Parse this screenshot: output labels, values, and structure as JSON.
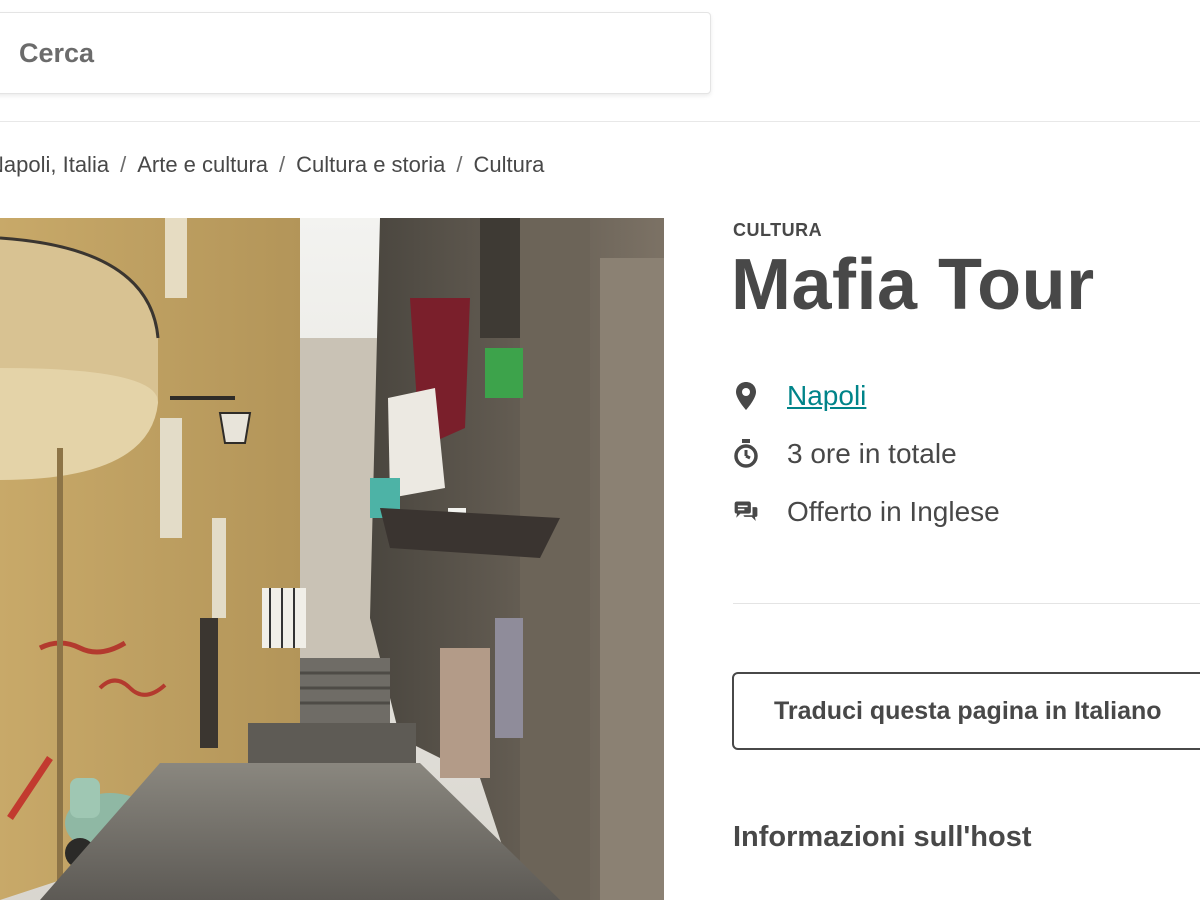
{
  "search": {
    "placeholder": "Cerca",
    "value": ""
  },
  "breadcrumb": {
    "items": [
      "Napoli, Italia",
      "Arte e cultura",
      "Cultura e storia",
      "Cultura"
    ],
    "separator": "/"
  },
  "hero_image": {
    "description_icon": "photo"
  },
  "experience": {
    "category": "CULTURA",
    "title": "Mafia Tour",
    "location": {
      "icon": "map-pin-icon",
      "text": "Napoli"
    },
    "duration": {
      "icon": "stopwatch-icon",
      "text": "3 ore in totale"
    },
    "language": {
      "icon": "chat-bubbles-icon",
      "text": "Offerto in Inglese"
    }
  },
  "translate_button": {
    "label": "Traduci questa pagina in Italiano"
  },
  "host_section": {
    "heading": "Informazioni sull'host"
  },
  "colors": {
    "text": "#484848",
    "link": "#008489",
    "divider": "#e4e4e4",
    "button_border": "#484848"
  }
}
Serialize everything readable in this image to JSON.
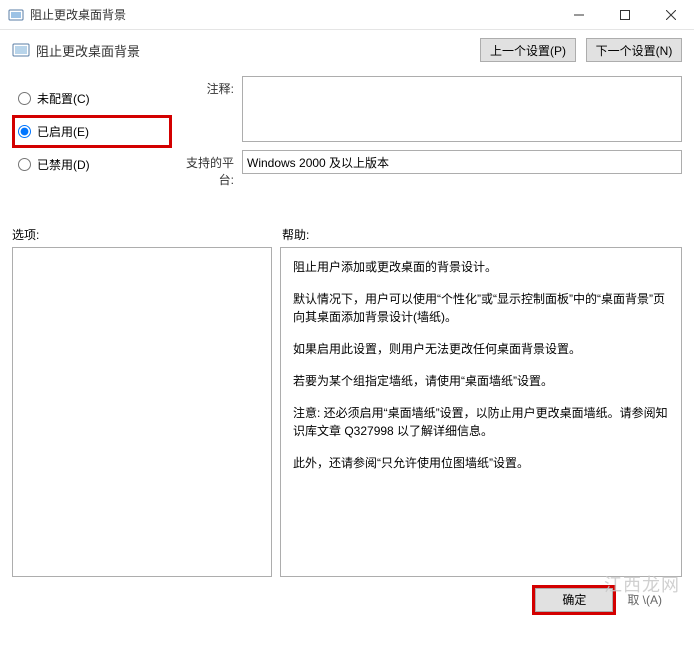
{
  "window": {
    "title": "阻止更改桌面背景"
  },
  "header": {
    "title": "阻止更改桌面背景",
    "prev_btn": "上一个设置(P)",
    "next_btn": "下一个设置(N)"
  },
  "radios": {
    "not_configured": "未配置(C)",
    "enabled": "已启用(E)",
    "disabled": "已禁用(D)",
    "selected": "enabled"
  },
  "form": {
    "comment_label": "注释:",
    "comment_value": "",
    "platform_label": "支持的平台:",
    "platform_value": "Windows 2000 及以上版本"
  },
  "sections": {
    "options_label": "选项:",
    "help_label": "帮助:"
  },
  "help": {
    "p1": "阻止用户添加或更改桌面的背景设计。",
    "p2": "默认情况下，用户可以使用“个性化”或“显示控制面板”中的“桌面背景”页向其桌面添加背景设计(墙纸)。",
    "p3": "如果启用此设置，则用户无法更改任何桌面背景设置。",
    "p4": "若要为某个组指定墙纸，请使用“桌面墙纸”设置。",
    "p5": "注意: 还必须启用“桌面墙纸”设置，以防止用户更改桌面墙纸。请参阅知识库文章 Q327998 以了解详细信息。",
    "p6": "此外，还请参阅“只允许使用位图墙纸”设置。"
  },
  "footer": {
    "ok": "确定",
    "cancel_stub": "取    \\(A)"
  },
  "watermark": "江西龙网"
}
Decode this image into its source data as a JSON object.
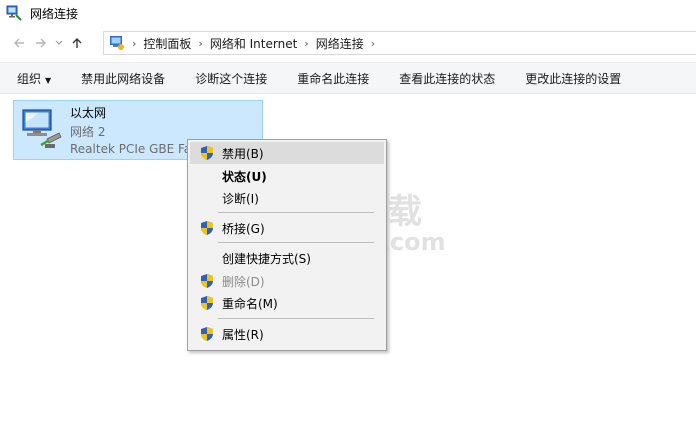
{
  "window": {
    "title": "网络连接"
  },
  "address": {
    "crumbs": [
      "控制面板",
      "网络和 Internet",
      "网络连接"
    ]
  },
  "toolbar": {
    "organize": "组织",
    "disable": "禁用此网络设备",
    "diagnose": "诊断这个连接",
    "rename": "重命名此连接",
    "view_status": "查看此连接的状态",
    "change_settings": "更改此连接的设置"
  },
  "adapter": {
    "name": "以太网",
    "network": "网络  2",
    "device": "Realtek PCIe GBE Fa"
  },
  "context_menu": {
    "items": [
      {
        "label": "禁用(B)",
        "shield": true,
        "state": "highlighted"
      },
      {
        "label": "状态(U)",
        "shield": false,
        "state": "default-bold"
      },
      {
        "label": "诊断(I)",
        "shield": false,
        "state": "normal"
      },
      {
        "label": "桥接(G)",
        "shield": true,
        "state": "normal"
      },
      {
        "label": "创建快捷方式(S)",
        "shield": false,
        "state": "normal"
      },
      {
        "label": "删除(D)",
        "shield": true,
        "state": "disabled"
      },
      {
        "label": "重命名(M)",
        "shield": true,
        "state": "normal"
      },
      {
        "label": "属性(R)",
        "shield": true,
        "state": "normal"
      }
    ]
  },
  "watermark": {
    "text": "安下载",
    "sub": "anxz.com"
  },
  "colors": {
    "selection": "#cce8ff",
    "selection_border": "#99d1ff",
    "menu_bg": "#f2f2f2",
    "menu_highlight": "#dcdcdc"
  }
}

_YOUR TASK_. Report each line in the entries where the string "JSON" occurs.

_SOLVED PROBLEM_.
Parse this screenshot: output labels, values, and structure as JSON.
Serialize everything readable in this image to JSON.
Decode this image into its source data as a JSON object.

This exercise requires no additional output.